TASK OBJECTIVE »
Omit the pictures and copy the entries exactly.
※
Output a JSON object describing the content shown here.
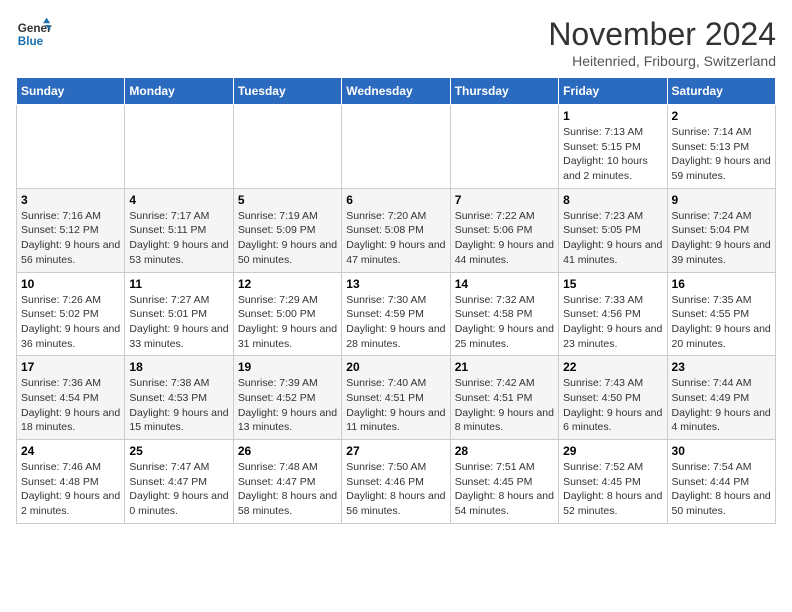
{
  "logo": {
    "line1": "General",
    "line2": "Blue"
  },
  "title": "November 2024",
  "location": "Heitenried, Fribourg, Switzerland",
  "days_of_week": [
    "Sunday",
    "Monday",
    "Tuesday",
    "Wednesday",
    "Thursday",
    "Friday",
    "Saturday"
  ],
  "weeks": [
    [
      {
        "day": "",
        "info": ""
      },
      {
        "day": "",
        "info": ""
      },
      {
        "day": "",
        "info": ""
      },
      {
        "day": "",
        "info": ""
      },
      {
        "day": "",
        "info": ""
      },
      {
        "day": "1",
        "info": "Sunrise: 7:13 AM\nSunset: 5:15 PM\nDaylight: 10 hours and 2 minutes."
      },
      {
        "day": "2",
        "info": "Sunrise: 7:14 AM\nSunset: 5:13 PM\nDaylight: 9 hours and 59 minutes."
      }
    ],
    [
      {
        "day": "3",
        "info": "Sunrise: 7:16 AM\nSunset: 5:12 PM\nDaylight: 9 hours and 56 minutes."
      },
      {
        "day": "4",
        "info": "Sunrise: 7:17 AM\nSunset: 5:11 PM\nDaylight: 9 hours and 53 minutes."
      },
      {
        "day": "5",
        "info": "Sunrise: 7:19 AM\nSunset: 5:09 PM\nDaylight: 9 hours and 50 minutes."
      },
      {
        "day": "6",
        "info": "Sunrise: 7:20 AM\nSunset: 5:08 PM\nDaylight: 9 hours and 47 minutes."
      },
      {
        "day": "7",
        "info": "Sunrise: 7:22 AM\nSunset: 5:06 PM\nDaylight: 9 hours and 44 minutes."
      },
      {
        "day": "8",
        "info": "Sunrise: 7:23 AM\nSunset: 5:05 PM\nDaylight: 9 hours and 41 minutes."
      },
      {
        "day": "9",
        "info": "Sunrise: 7:24 AM\nSunset: 5:04 PM\nDaylight: 9 hours and 39 minutes."
      }
    ],
    [
      {
        "day": "10",
        "info": "Sunrise: 7:26 AM\nSunset: 5:02 PM\nDaylight: 9 hours and 36 minutes."
      },
      {
        "day": "11",
        "info": "Sunrise: 7:27 AM\nSunset: 5:01 PM\nDaylight: 9 hours and 33 minutes."
      },
      {
        "day": "12",
        "info": "Sunrise: 7:29 AM\nSunset: 5:00 PM\nDaylight: 9 hours and 31 minutes."
      },
      {
        "day": "13",
        "info": "Sunrise: 7:30 AM\nSunset: 4:59 PM\nDaylight: 9 hours and 28 minutes."
      },
      {
        "day": "14",
        "info": "Sunrise: 7:32 AM\nSunset: 4:58 PM\nDaylight: 9 hours and 25 minutes."
      },
      {
        "day": "15",
        "info": "Sunrise: 7:33 AM\nSunset: 4:56 PM\nDaylight: 9 hours and 23 minutes."
      },
      {
        "day": "16",
        "info": "Sunrise: 7:35 AM\nSunset: 4:55 PM\nDaylight: 9 hours and 20 minutes."
      }
    ],
    [
      {
        "day": "17",
        "info": "Sunrise: 7:36 AM\nSunset: 4:54 PM\nDaylight: 9 hours and 18 minutes."
      },
      {
        "day": "18",
        "info": "Sunrise: 7:38 AM\nSunset: 4:53 PM\nDaylight: 9 hours and 15 minutes."
      },
      {
        "day": "19",
        "info": "Sunrise: 7:39 AM\nSunset: 4:52 PM\nDaylight: 9 hours and 13 minutes."
      },
      {
        "day": "20",
        "info": "Sunrise: 7:40 AM\nSunset: 4:51 PM\nDaylight: 9 hours and 11 minutes."
      },
      {
        "day": "21",
        "info": "Sunrise: 7:42 AM\nSunset: 4:51 PM\nDaylight: 9 hours and 8 minutes."
      },
      {
        "day": "22",
        "info": "Sunrise: 7:43 AM\nSunset: 4:50 PM\nDaylight: 9 hours and 6 minutes."
      },
      {
        "day": "23",
        "info": "Sunrise: 7:44 AM\nSunset: 4:49 PM\nDaylight: 9 hours and 4 minutes."
      }
    ],
    [
      {
        "day": "24",
        "info": "Sunrise: 7:46 AM\nSunset: 4:48 PM\nDaylight: 9 hours and 2 minutes."
      },
      {
        "day": "25",
        "info": "Sunrise: 7:47 AM\nSunset: 4:47 PM\nDaylight: 9 hours and 0 minutes."
      },
      {
        "day": "26",
        "info": "Sunrise: 7:48 AM\nSunset: 4:47 PM\nDaylight: 8 hours and 58 minutes."
      },
      {
        "day": "27",
        "info": "Sunrise: 7:50 AM\nSunset: 4:46 PM\nDaylight: 8 hours and 56 minutes."
      },
      {
        "day": "28",
        "info": "Sunrise: 7:51 AM\nSunset: 4:45 PM\nDaylight: 8 hours and 54 minutes."
      },
      {
        "day": "29",
        "info": "Sunrise: 7:52 AM\nSunset: 4:45 PM\nDaylight: 8 hours and 52 minutes."
      },
      {
        "day": "30",
        "info": "Sunrise: 7:54 AM\nSunset: 4:44 PM\nDaylight: 8 hours and 50 minutes."
      }
    ]
  ]
}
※
TASK RESPONSE »
Output a JSON object describing the content shown here.
{
  "logo": {
    "line1": "General",
    "line2": "Blue"
  },
  "title": "November 2024",
  "location": "Heitenried, Fribourg, Switzerland",
  "days_of_week": [
    "Sunday",
    "Monday",
    "Tuesday",
    "Wednesday",
    "Thursday",
    "Friday",
    "Saturday"
  ],
  "weeks": [
    [
      {
        "day": "",
        "info": ""
      },
      {
        "day": "",
        "info": ""
      },
      {
        "day": "",
        "info": ""
      },
      {
        "day": "",
        "info": ""
      },
      {
        "day": "",
        "info": ""
      },
      {
        "day": "1",
        "info": "Sunrise: 7:13 AM\nSunset: 5:15 PM\nDaylight: 10 hours and 2 minutes."
      },
      {
        "day": "2",
        "info": "Sunrise: 7:14 AM\nSunset: 5:13 PM\nDaylight: 9 hours and 59 minutes."
      }
    ],
    [
      {
        "day": "3",
        "info": "Sunrise: 7:16 AM\nSunset: 5:12 PM\nDaylight: 9 hours and 56 minutes."
      },
      {
        "day": "4",
        "info": "Sunrise: 7:17 AM\nSunset: 5:11 PM\nDaylight: 9 hours and 53 minutes."
      },
      {
        "day": "5",
        "info": "Sunrise: 7:19 AM\nSunset: 5:09 PM\nDaylight: 9 hours and 50 minutes."
      },
      {
        "day": "6",
        "info": "Sunrise: 7:20 AM\nSunset: 5:08 PM\nDaylight: 9 hours and 47 minutes."
      },
      {
        "day": "7",
        "info": "Sunrise: 7:22 AM\nSunset: 5:06 PM\nDaylight: 9 hours and 44 minutes."
      },
      {
        "day": "8",
        "info": "Sunrise: 7:23 AM\nSunset: 5:05 PM\nDaylight: 9 hours and 41 minutes."
      },
      {
        "day": "9",
        "info": "Sunrise: 7:24 AM\nSunset: 5:04 PM\nDaylight: 9 hours and 39 minutes."
      }
    ],
    [
      {
        "day": "10",
        "info": "Sunrise: 7:26 AM\nSunset: 5:02 PM\nDaylight: 9 hours and 36 minutes."
      },
      {
        "day": "11",
        "info": "Sunrise: 7:27 AM\nSunset: 5:01 PM\nDaylight: 9 hours and 33 minutes."
      },
      {
        "day": "12",
        "info": "Sunrise: 7:29 AM\nSunset: 5:00 PM\nDaylight: 9 hours and 31 minutes."
      },
      {
        "day": "13",
        "info": "Sunrise: 7:30 AM\nSunset: 4:59 PM\nDaylight: 9 hours and 28 minutes."
      },
      {
        "day": "14",
        "info": "Sunrise: 7:32 AM\nSunset: 4:58 PM\nDaylight: 9 hours and 25 minutes."
      },
      {
        "day": "15",
        "info": "Sunrise: 7:33 AM\nSunset: 4:56 PM\nDaylight: 9 hours and 23 minutes."
      },
      {
        "day": "16",
        "info": "Sunrise: 7:35 AM\nSunset: 4:55 PM\nDaylight: 9 hours and 20 minutes."
      }
    ],
    [
      {
        "day": "17",
        "info": "Sunrise: 7:36 AM\nSunset: 4:54 PM\nDaylight: 9 hours and 18 minutes."
      },
      {
        "day": "18",
        "info": "Sunrise: 7:38 AM\nSunset: 4:53 PM\nDaylight: 9 hours and 15 minutes."
      },
      {
        "day": "19",
        "info": "Sunrise: 7:39 AM\nSunset: 4:52 PM\nDaylight: 9 hours and 13 minutes."
      },
      {
        "day": "20",
        "info": "Sunrise: 7:40 AM\nSunset: 4:51 PM\nDaylight: 9 hours and 11 minutes."
      },
      {
        "day": "21",
        "info": "Sunrise: 7:42 AM\nSunset: 4:51 PM\nDaylight: 9 hours and 8 minutes."
      },
      {
        "day": "22",
        "info": "Sunrise: 7:43 AM\nSunset: 4:50 PM\nDaylight: 9 hours and 6 minutes."
      },
      {
        "day": "23",
        "info": "Sunrise: 7:44 AM\nSunset: 4:49 PM\nDaylight: 9 hours and 4 minutes."
      }
    ],
    [
      {
        "day": "24",
        "info": "Sunrise: 7:46 AM\nSunset: 4:48 PM\nDaylight: 9 hours and 2 minutes."
      },
      {
        "day": "25",
        "info": "Sunrise: 7:47 AM\nSunset: 4:47 PM\nDaylight: 9 hours and 0 minutes."
      },
      {
        "day": "26",
        "info": "Sunrise: 7:48 AM\nSunset: 4:47 PM\nDaylight: 8 hours and 58 minutes."
      },
      {
        "day": "27",
        "info": "Sunrise: 7:50 AM\nSunset: 4:46 PM\nDaylight: 8 hours and 56 minutes."
      },
      {
        "day": "28",
        "info": "Sunrise: 7:51 AM\nSunset: 4:45 PM\nDaylight: 8 hours and 54 minutes."
      },
      {
        "day": "29",
        "info": "Sunrise: 7:52 AM\nSunset: 4:45 PM\nDaylight: 8 hours and 52 minutes."
      },
      {
        "day": "30",
        "info": "Sunrise: 7:54 AM\nSunset: 4:44 PM\nDaylight: 8 hours and 50 minutes."
      }
    ]
  ]
}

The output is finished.